  • Eddie Sefko of The Dallas Morning News: Jason Terry is growing fond of Boston, but he’ll always have love for Dallas. And most likely, he’ll be back at some point. “Dallas is still my home base,” Terry said before the Mavericks played the Celtics on Wednesday night. “I’m still a Maverick in my heart.” That’s what made it weird seeing Terry in Celtics green as opposed to Mavericks blue. He spent eight seasons in Dallas, and now he’s 20 games into his three-year contract with Boston. He said he plans to be back with the Mavericks in a capacity to be determined. Owner Mark Cuban already has said Terry always will have a place in the franchise. “I have no idea,” Terry said of what he would do. “But coaching is in my [future]. I know I want to coach at the college level.” As far as playing for the Mavericks again someday, Terry said, “You never know. All the options are open. But I’ll always remember what we accomplished in 2011, winning the championship for that city and that organization.”

  • Gary Washburn of The Boston Globe: Mavericks coach Rick Carlisle once again entertained the media with his dry humor, especially when asked about his Boston playing days. Carlisle was questioned about his part on the 1986 championship team. “The other thing I feel very good about is I know my number is going to be retired here one day,” he said of the “34” he wore, currently owned by Paul Pierce. “I’ll be very proud when it goes up into the rafters. I’ll try to be here that for that, too. Pierce, it will be in recognition, he’ll share in that, too. But I’m going to really look forward to that. Look the ’86 team, if you’re from Boston, that’s one of the special teams ever. That was a great memory. [Larry] Bird and I were talking about that the other day on the phone and some of the events that happened after that game, which I won’t talk about.”

  • Broderick Turner of the Los Angeles Times: These are good times for Clippers forward Matt Barnes. He's playing on a winning team and he's playing a significant role off the bench. His 25.2 minutes per game is the third highest of his nine-year career. He's averaging 8.9 points and 5.2 rebounds per game. "So far, behind that Golden State season, this is the most fun I've had with the collective group of guys like this," said Barnes, who played with the Warriors in 2006-07 and 2007-08. "And we're playing good basketball. So that's a bonus." The Clippers really don't run any plays for Barnes, who tied his season high of 19 points by scoring 11 in the fourth quarter Wednesday night against the Charlotte Bobcats. He just seamlessly fits into whatever they do.

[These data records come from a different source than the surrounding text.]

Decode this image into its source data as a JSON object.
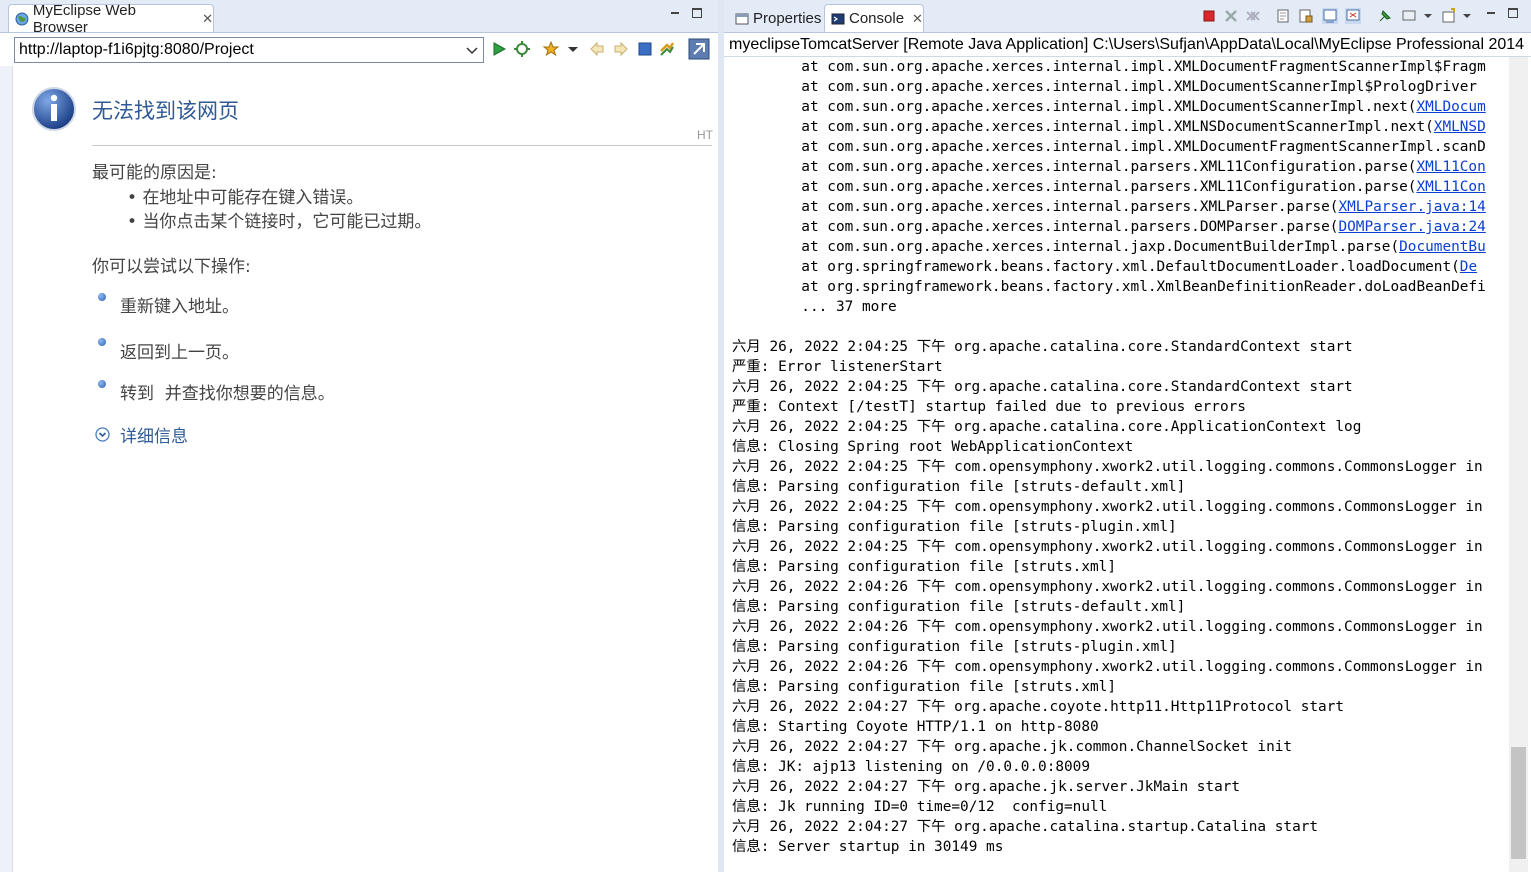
{
  "browser": {
    "tab_title": "MyEclipse Web Browser",
    "url": "http://laptop-f1i6pjtg:8080/Project",
    "error": {
      "title": "无法找到该网页",
      "corner_text": "HT",
      "reasons_heading": "最可能的原因是:",
      "reasons": [
        "在地址中可能存在键入错误。",
        "当你点击某个链接时，它可能已过期。"
      ],
      "actions_heading": "你可以尝试以下操作:",
      "actions": [
        "重新键入地址。",
        "返回到上一页。",
        "转到  并查找你想要的信息。"
      ],
      "details_label": "详细信息"
    }
  },
  "views": {
    "properties_tab": "Properties",
    "console_tab": "Console"
  },
  "console": {
    "header": "myeclipseTomcatServer [Remote Java Application] C:\\Users\\Sufjan\\AppData\\Local\\MyEclipse Professional 2014",
    "stack": [
      {
        "t": "        at com.sun.org.apache.xerces.internal.impl.XMLDocumentFragmentScannerImpl$Fragm",
        "link": ""
      },
      {
        "t": "        at com.sun.org.apache.xerces.internal.impl.XMLDocumentScannerImpl$PrologDriver",
        "link": ""
      },
      {
        "t": "        at com.sun.org.apache.xerces.internal.impl.XMLDocumentScannerImpl.next(",
        "link": "XMLDocum"
      },
      {
        "t": "        at com.sun.org.apache.xerces.internal.impl.XMLNSDocumentScannerImpl.next(",
        "link": "XMLNSD"
      },
      {
        "t": "        at com.sun.org.apache.xerces.internal.impl.XMLDocumentFragmentScannerImpl.scanD",
        "link": ""
      },
      {
        "t": "        at com.sun.org.apache.xerces.internal.parsers.XML11Configuration.parse(",
        "link": "XML11Con"
      },
      {
        "t": "        at com.sun.org.apache.xerces.internal.parsers.XML11Configuration.parse(",
        "link": "XML11Con"
      },
      {
        "t": "        at com.sun.org.apache.xerces.internal.parsers.XMLParser.parse(",
        "link": "XMLParser.java:14"
      },
      {
        "t": "        at com.sun.org.apache.xerces.internal.parsers.DOMParser.parse(",
        "link": "DOMParser.java:24"
      },
      {
        "t": "        at com.sun.org.apache.xerces.internal.jaxp.DocumentBuilderImpl.parse(",
        "link": "DocumentBu"
      },
      {
        "t": "        at org.springframework.beans.factory.xml.DefaultDocumentLoader.loadDocument(",
        "link": "De"
      },
      {
        "t": "        at org.springframework.beans.factory.xml.XmlBeanDefinitionReader.doLoadBeanDefi",
        "link": ""
      },
      {
        "t": "        ... 37 more",
        "link": ""
      }
    ],
    "log": [
      "六月 26, 2022 2:04:25 下午 org.apache.catalina.core.StandardContext start",
      "严重: Error listenerStart",
      "六月 26, 2022 2:04:25 下午 org.apache.catalina.core.StandardContext start",
      "严重: Context [/testT] startup failed due to previous errors",
      "六月 26, 2022 2:04:25 下午 org.apache.catalina.core.ApplicationContext log",
      "信息: Closing Spring root WebApplicationContext",
      "六月 26, 2022 2:04:25 下午 com.opensymphony.xwork2.util.logging.commons.CommonsLogger in",
      "信息: Parsing configuration file [struts-default.xml]",
      "六月 26, 2022 2:04:25 下午 com.opensymphony.xwork2.util.logging.commons.CommonsLogger in",
      "信息: Parsing configuration file [struts-plugin.xml]",
      "六月 26, 2022 2:04:25 下午 com.opensymphony.xwork2.util.logging.commons.CommonsLogger in",
      "信息: Parsing configuration file [struts.xml]",
      "六月 26, 2022 2:04:26 下午 com.opensymphony.xwork2.util.logging.commons.CommonsLogger in",
      "信息: Parsing configuration file [struts-default.xml]",
      "六月 26, 2022 2:04:26 下午 com.opensymphony.xwork2.util.logging.commons.CommonsLogger in",
      "信息: Parsing configuration file [struts-plugin.xml]",
      "六月 26, 2022 2:04:26 下午 com.opensymphony.xwork2.util.logging.commons.CommonsLogger in",
      "信息: Parsing configuration file [struts.xml]",
      "六月 26, 2022 2:04:27 下午 org.apache.coyote.http11.Http11Protocol start",
      "信息: Starting Coyote HTTP/1.1 on http-8080",
      "六月 26, 2022 2:04:27 下午 org.apache.jk.common.ChannelSocket init",
      "信息: JK: ajp13 listening on /0.0.0.0:8009",
      "六月 26, 2022 2:04:27 下午 org.apache.jk.server.JkMain start",
      "信息: Jk running ID=0 time=0/12  config=null",
      "六月 26, 2022 2:04:27 下午 org.apache.catalina.startup.Catalina start",
      "信息: Server startup in 30149 ms"
    ]
  },
  "colors": {
    "accent": "#2f5a95",
    "link": "#0b3fd1",
    "stop_red": "#d9262b"
  },
  "icons": {
    "browser_tab": "globe-icon",
    "go": "play-icon",
    "refresh": "refresh-icon",
    "favorites": "star-icon",
    "back": "back-arrow-icon",
    "forward": "forward-arrow-icon",
    "stop": "stop-icon",
    "sync": "sync-icon",
    "info": "info-icon",
    "details": "expand-circle-icon"
  }
}
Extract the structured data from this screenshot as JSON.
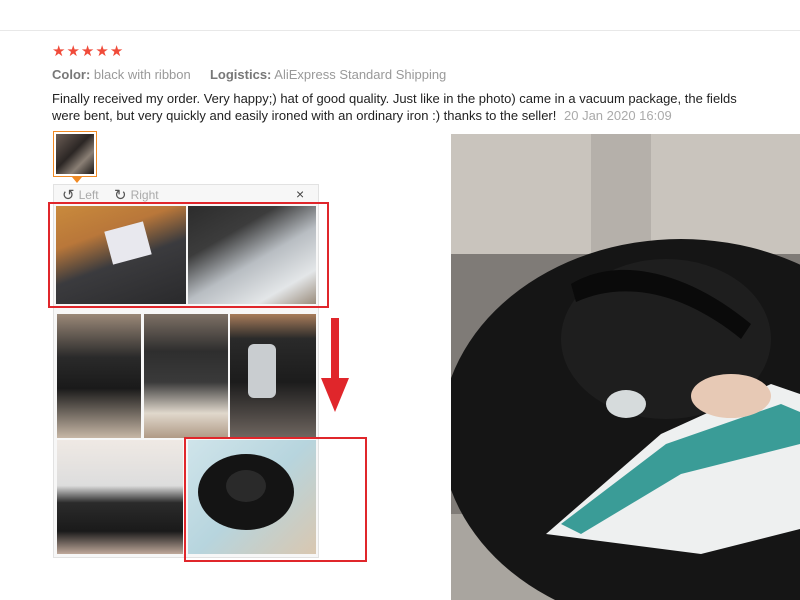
{
  "review": {
    "stars": [
      "★",
      "★",
      "★",
      "★",
      "★"
    ],
    "rating": 5,
    "color_label": "Color:",
    "color_value": "black with ribbon",
    "logistics_label": "Logistics:",
    "logistics_value": "AliExpress Standard Shipping",
    "text": "Finally received my order. Very happy;) hat of good quality. Just like in the photo) came in a vacuum package, the fields were bent, but very quickly and easily ironed with an ordinary iron :) thanks to the seller!",
    "date": "20 Jan 2020 16:09"
  },
  "viewer": {
    "rotate_left_label": "Left",
    "rotate_right_label": "Right",
    "close_glyph": "×",
    "rotate_left_icon": "↺",
    "rotate_right_icon": "↻"
  },
  "colors": {
    "star": "#f04b3a",
    "highlight": "#e0262b",
    "thumb_border": "#f08a24"
  }
}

  • Joe Freeman of The Oregonian: During an ESPN Films documentary titled “Going Big,” which will premiere next week on ESPNU, Sam Bowie reveals that he misled Blazers doctors during his predraft evaluation prior to the 1984 draft. During the film, which The Oregonian viewed before its release, Bowie admits that he wasn’t entirely forthcoming about the condition of his left leg as he recounted a story about his medical examination in Portland. … Harry Glickman, the Blazers’ de facto team president at the time, said there wasn’t a coach, NBA executive or media member that criticized the Blazers’ selection of Bowie. Of course, this was before the revelation that Bowie may have concealed the extent of his injuries. “This is the first I’ve heard of anything like this,” Glickman told The Oregonian. “As far as I knew, he had a clean bill of health from our team doctor. This really shocks me.” On Wednesday, Bowie told The Oregonian that one paragraph out of an hourlong documentary is “being blown out of proportion.” Yes, his tibia had discomfort. But so did his arms, his shoulders, his hips. His entire body ached. Bowie said he saw multiple doctors and went through a battery of tests during a full day of predraft examinations in Portland. There were bone scans, X-rays, magnetic resonance imagings and stress tests. He was poked and prodded and went through a gauntlet of exercises. In the end, team doctor Robert Cook signed off on Bowie’s health. … Funny thing is, Glickman said, Jordan wasn’t even the Blazers’ No. 2 choice. “If you look back at the draft,” Glickman said, “if we hadn’t selected (Bowie), we wouldn’t have selected Jordan. We probably would have gone with Charles Barkley.”